Page and application data records:
= Beginning of Section =

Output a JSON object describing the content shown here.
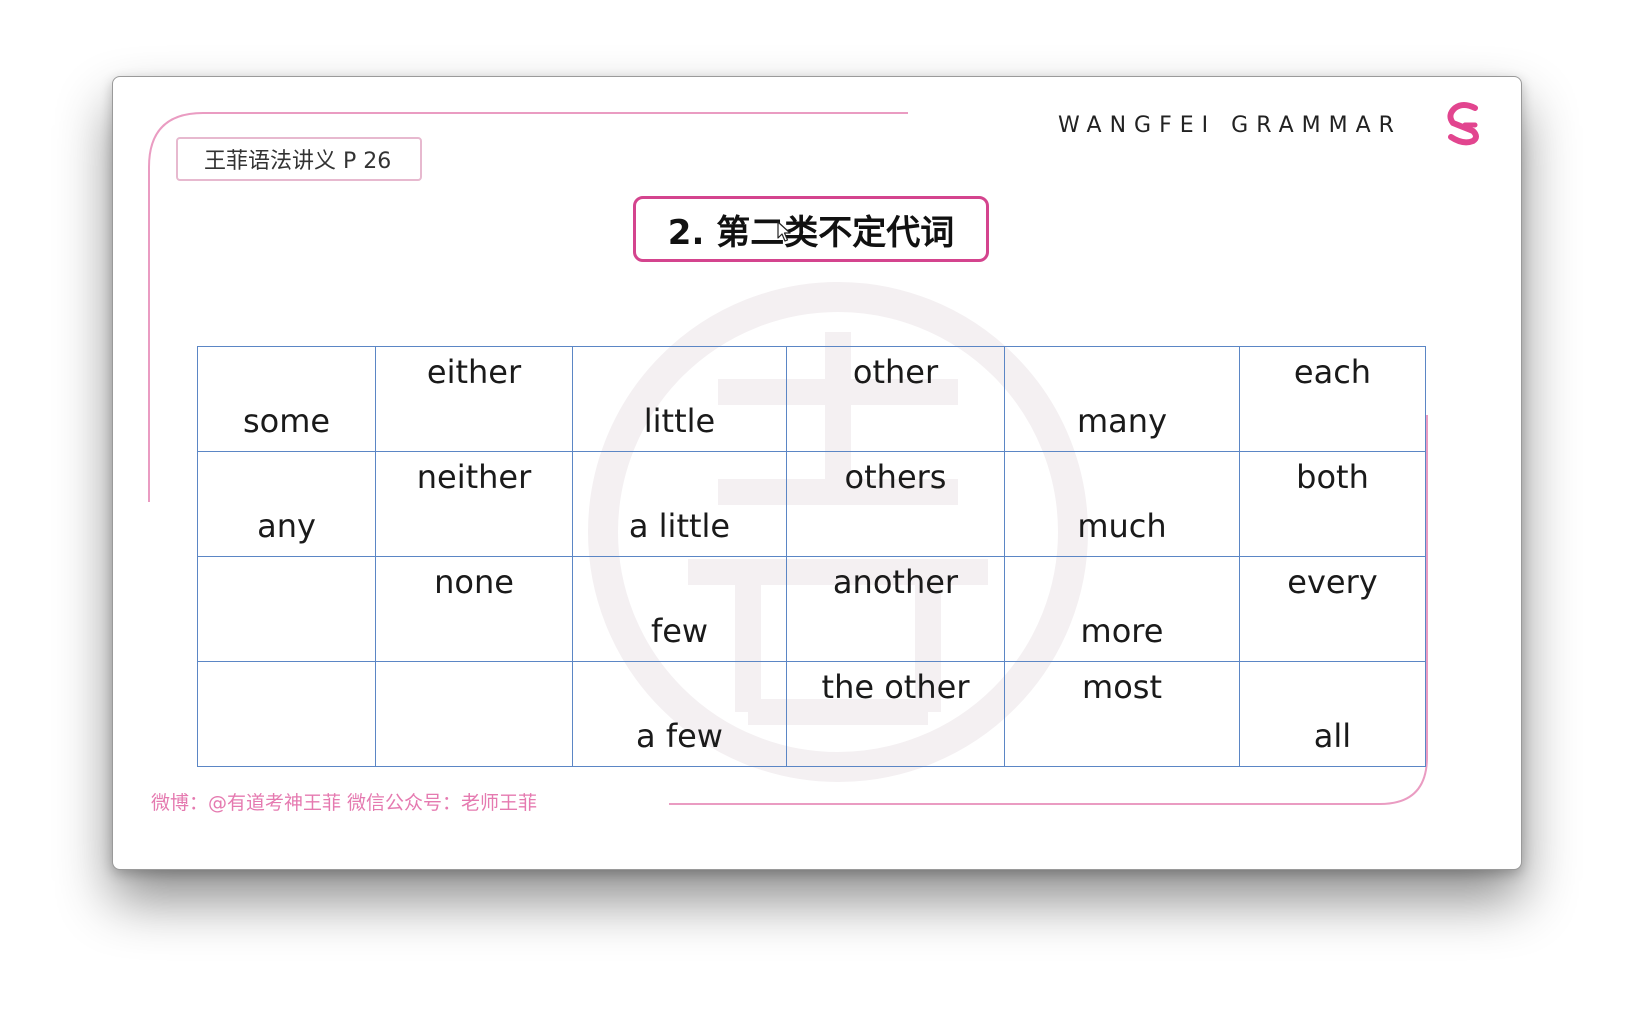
{
  "slide": {
    "page_reference": "王菲语法讲义  P 26",
    "brand_name": "WANGFEI GRAMMAR",
    "brand_logo_icon": "pink-g-logo-icon",
    "section_title": "2. 第二类不定代词",
    "footer": "微博：@有道考神王菲 微信公众号：老师王菲",
    "colors": {
      "accent_pink": "#d4448e",
      "light_pink": "#e7b9cf",
      "grid_blue": "#5b86c5"
    }
  },
  "table": {
    "rows": [
      [
        "some",
        "either",
        "little",
        "other",
        "many",
        "each"
      ],
      [
        "any",
        "neither",
        "a little",
        "others",
        "much",
        "both"
      ],
      [
        "",
        "none",
        "few",
        "another",
        "more",
        "every"
      ],
      [
        "",
        "",
        "a few",
        "the other",
        "most",
        "all"
      ]
    ]
  }
}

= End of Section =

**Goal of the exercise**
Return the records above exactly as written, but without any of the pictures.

**Response to this exercise**
Output a JSON object describing the content shown here.
{
  "slide": {
    "page_reference": "王菲语法讲义  P 26",
    "brand_name": "WANGFEI GRAMMAR",
    "brand_logo_icon": "pink-g-logo-icon",
    "section_title": "2. 第二类不定代词",
    "footer": "微博：@有道考神王菲 微信公众号：老师王菲",
    "colors": {
      "accent_pink": "#d4448e",
      "light_pink": "#e7b9cf",
      "grid_blue": "#5b86c5"
    }
  },
  "table": {
    "rows": [
      [
        "some",
        "either",
        "little",
        "other",
        "many",
        "each"
      ],
      [
        "any",
        "neither",
        "a little",
        "others",
        "much",
        "both"
      ],
      [
        "",
        "none",
        "few",
        "another",
        "more",
        "every"
      ],
      [
        "",
        "",
        "a few",
        "the other",
        "most",
        "all"
      ]
    ]
  }
}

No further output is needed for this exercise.